I don't like feeling vulnerable. It scares me. But the more I learn about wood, the more I realize that if I'm ever going to grow I have to allow it. Here's what I mean:
If you want to build a cabin out of clean logs you have to harvest the trees in the summer. But if you want to cut a round section and make, say, a clock with the bark still attached, harvest it in the winter.
In the summer, the inner bark becomes an interstate, carrying water up and sap down. Water is lifted from the soil up to the leaves, photosynthesized into sugar-bearing sap, and then dropped down to feed the meristems. These meristem cells then reproduce, expanding the tree upward and outward. This is how a tree grows.

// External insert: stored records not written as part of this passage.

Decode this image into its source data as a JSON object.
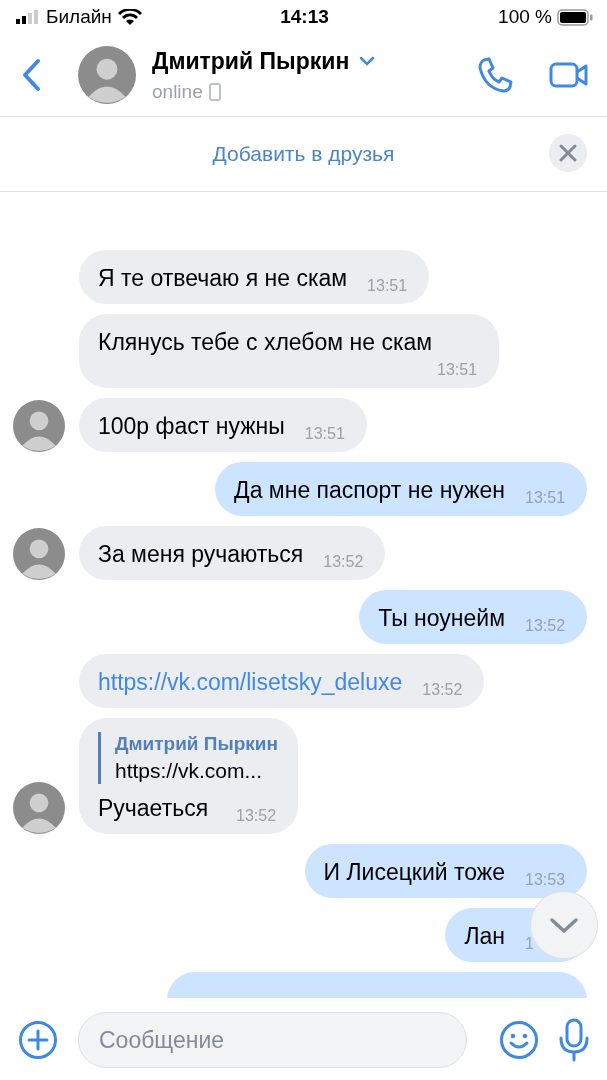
{
  "status_bar": {
    "carrier": "Билайн",
    "time": "14:13",
    "battery": "100 %"
  },
  "header": {
    "name": "Дмитрий Пыркин",
    "status": "online"
  },
  "banner": {
    "action": "Добавить в друзья"
  },
  "messages": [
    {
      "kind": "text",
      "outgoing": false,
      "avatar": false,
      "text": "Я те отвечаю я не скам",
      "time": "13:51"
    },
    {
      "kind": "text",
      "outgoing": false,
      "avatar": false,
      "text": "Клянусь тебе с хлебом не скам",
      "time": "13:51"
    },
    {
      "kind": "text",
      "outgoing": false,
      "avatar": true,
      "text": "100р фаст нужны",
      "time": "13:51"
    },
    {
      "kind": "text",
      "outgoing": true,
      "text": "Да мне паспорт не нужен",
      "time": "13:51"
    },
    {
      "kind": "text",
      "outgoing": false,
      "avatar": true,
      "text": "За меня ручаються",
      "time": "13:52"
    },
    {
      "kind": "text",
      "outgoing": true,
      "text": "Ты ноунейм",
      "time": "13:52"
    },
    {
      "kind": "link",
      "outgoing": false,
      "avatar": false,
      "text": "https://vk.com/lisetsky_deluxe",
      "time": "13:52"
    },
    {
      "kind": "reply",
      "outgoing": false,
      "avatar": true,
      "quote_author": "Дмитрий Пыркин",
      "quote_text": "https://vk.com...",
      "text": "Ручаеться",
      "time": "13:52"
    },
    {
      "kind": "text",
      "outgoing": true,
      "text": "И Лисецкий тоже",
      "time": "13:53"
    },
    {
      "kind": "text",
      "outgoing": true,
      "text": "Лан",
      "time": "1"
    },
    {
      "kind": "cut",
      "outgoing": true
    }
  ],
  "composer": {
    "placeholder": "Сообщение"
  }
}
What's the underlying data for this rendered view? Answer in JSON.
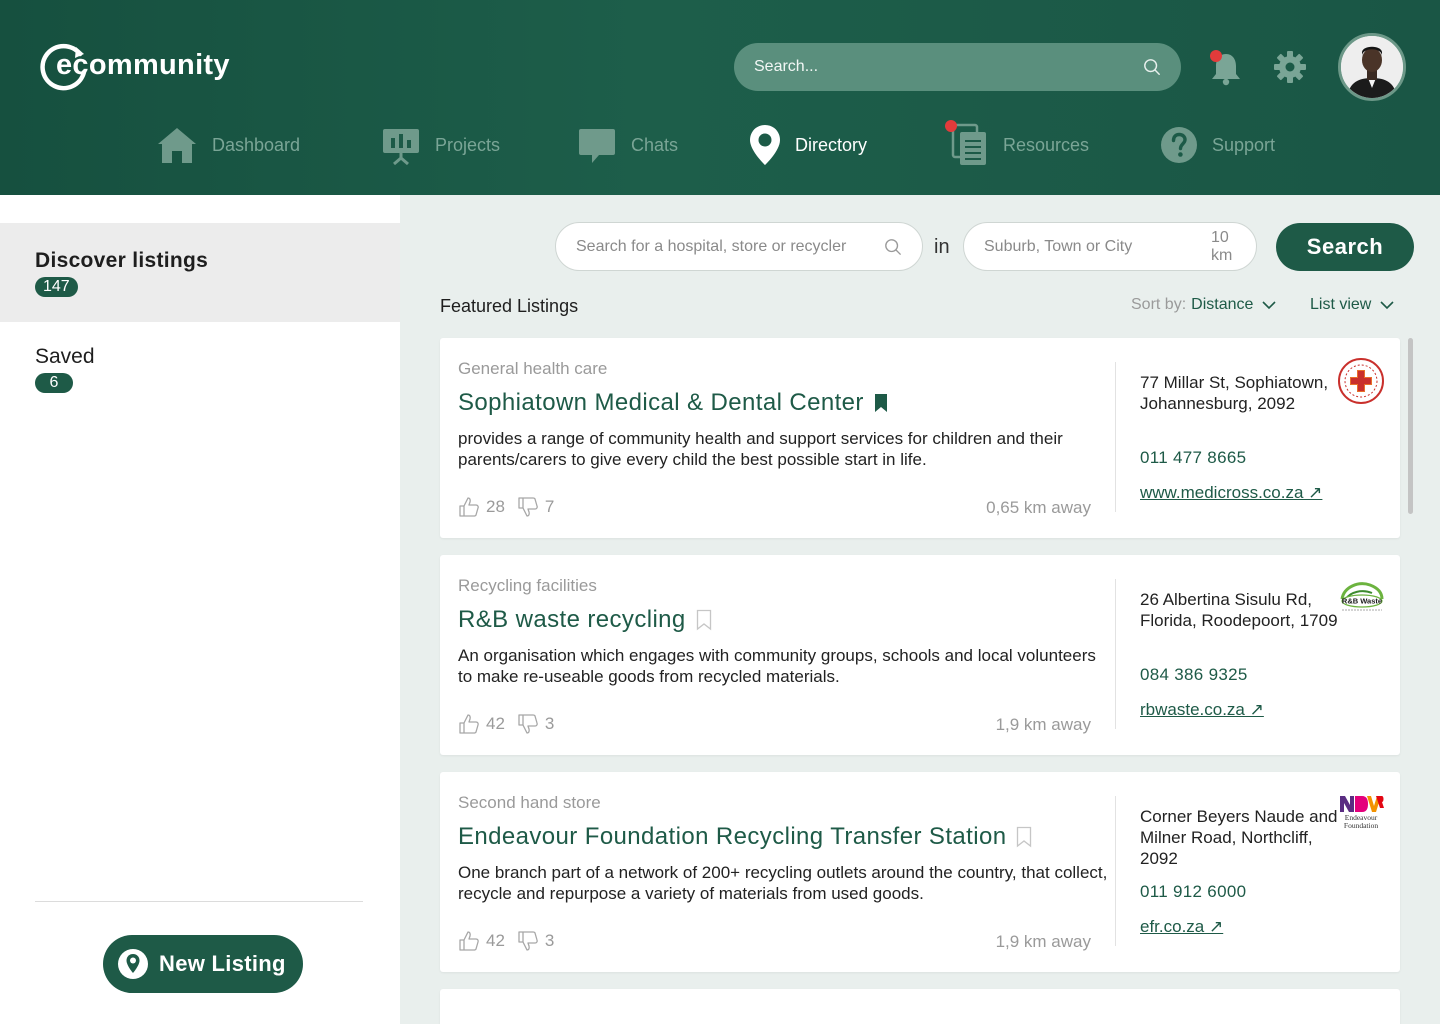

In the winter the highway shuts down. Dormancy hardens the outer layers to guard the tree from harsh elements. Growth is traded in for protection.
So the bark of the summer-gotten log peels cleanly with little effort. The skin of the winter log, however, clings tightly.
The growth of the tree, then, requires that it make itself vulnerable. During the growing season its skin is easily damaged. Animals and bugs and humans can break it easily.
Growth always requires vulnerability. For a tree, or for a person. In order to let the life-giving, growth-making stuff pass through us, we have to open ourselves up to hurt. We have to soften our skin.
It’s scary to look at the stuff in ourselves we don’t want to look at. It’s risky to let a new person in. It’s costly to change habits. It’s frightening to expose long-held beliefs to undeniable new truths. But these are the things that help us grow. There is no other way.
The trees are teaching us that to grow at all we have to be vulnerable.